ASSIGNMENT
Pick each line containing "screenshot" out of the records.

DATA FOR THIS EXERCISE

###

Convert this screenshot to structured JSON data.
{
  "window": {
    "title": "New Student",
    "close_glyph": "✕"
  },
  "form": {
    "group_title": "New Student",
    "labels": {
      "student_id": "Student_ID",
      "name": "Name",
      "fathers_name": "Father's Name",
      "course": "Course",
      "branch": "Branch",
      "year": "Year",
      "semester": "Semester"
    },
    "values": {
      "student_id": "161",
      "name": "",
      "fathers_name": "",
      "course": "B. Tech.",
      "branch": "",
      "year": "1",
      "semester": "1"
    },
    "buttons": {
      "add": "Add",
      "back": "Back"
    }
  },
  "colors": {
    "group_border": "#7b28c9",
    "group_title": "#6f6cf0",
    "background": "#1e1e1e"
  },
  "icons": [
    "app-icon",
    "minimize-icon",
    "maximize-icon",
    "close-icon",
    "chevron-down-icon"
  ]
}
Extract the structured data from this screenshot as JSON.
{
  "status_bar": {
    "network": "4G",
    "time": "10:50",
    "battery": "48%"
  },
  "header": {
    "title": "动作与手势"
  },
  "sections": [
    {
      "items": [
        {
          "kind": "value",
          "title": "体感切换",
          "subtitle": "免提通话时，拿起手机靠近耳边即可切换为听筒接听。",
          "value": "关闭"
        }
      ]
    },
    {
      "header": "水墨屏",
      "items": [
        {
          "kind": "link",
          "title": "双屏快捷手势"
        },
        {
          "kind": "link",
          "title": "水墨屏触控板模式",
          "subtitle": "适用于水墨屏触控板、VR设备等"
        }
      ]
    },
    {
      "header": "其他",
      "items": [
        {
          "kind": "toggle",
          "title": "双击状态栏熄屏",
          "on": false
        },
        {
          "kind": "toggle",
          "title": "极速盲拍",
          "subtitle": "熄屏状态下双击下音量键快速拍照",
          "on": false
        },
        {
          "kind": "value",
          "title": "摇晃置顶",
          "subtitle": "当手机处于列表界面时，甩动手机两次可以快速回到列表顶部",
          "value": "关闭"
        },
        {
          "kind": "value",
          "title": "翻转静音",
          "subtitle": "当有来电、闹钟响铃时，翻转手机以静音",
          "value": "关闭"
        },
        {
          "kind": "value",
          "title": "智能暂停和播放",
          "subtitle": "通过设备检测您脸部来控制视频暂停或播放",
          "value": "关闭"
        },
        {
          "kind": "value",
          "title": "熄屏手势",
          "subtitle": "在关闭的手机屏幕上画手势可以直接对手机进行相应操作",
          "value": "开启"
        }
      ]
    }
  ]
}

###

REPLY TO THE TASK
Convert this screenshot to structured JSON data.
Extract the structured data from this screenshot as JSON.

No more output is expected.